The England–Wales border, sometimes referred to as the Wales–England border or the Anglo–Welsh border, is the border between England and Wales, two constituent countries of the United Kingdom. It runs for 160 miles (260 km) from the Dee estuary, in the north, to the Severn estuary in the south. It has followed broadly the same line since the 8th century, and in part that of Offa's Dyke; the modern boundary was fixed in 1536, when the former marcher lordships which occupied the border area were abolished and new county boundaries were created.
Pain fitzJohn was an Anglo-Norman nobleman and administrator, one of King Henry I of England's "new men", who owed their positions and wealth to the king.
Walter de Lacy was a Norman nobleman who went to England after the Norman Conquest of England in 1066. He received lands in Herefordshire and Shropshire, and served King William I of England by leading military forces during 1075. He died in 1085 and one son inherited his lands. Another son became an abbot.
The conquest of Wales by Edward I, sometimes referred to as the Edwardian Conquest of Wales, to distinguish it from the earlier Norman conquest of Wales, took place between 1277 and 1283. It resulted in the defeat and annexation of the Principality of Wales, and the other last remaining independent Welsh principalities, by Edward I, King of England.
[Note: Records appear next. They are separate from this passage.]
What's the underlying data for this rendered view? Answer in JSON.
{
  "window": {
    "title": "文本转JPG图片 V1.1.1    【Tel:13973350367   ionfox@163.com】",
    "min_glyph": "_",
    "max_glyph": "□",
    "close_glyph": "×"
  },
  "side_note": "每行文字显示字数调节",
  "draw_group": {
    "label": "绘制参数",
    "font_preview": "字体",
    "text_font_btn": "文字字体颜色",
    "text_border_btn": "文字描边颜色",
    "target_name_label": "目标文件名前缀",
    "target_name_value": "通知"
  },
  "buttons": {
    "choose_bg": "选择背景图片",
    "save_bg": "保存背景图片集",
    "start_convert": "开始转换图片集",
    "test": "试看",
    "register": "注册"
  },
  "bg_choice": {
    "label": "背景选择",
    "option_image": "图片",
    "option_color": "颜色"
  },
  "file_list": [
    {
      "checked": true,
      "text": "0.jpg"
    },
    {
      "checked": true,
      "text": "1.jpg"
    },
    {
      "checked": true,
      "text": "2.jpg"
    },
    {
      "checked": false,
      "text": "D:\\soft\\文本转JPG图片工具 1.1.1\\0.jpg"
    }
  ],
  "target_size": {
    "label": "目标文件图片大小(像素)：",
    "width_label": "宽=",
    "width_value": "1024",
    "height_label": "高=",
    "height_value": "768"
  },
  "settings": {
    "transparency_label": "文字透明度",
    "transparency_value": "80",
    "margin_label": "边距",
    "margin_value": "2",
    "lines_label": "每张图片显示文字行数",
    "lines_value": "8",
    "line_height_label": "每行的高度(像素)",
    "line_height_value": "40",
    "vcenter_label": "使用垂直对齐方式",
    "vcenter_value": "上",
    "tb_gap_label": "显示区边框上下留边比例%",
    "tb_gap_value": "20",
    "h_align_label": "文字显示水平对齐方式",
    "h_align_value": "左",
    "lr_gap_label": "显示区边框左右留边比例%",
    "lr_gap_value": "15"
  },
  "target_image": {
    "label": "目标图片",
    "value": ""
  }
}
The Lost Lands of Wales, a minor political idea of the mid 1960s, called into question the status of areas along the east side of the England–Wales border which its proponents regarded as Welsh. The idea was propounded by the Lost Lands Liberation League, and related to parts of the counties of Cheshire, Gloucestershire, Herefordshire and Shropshire.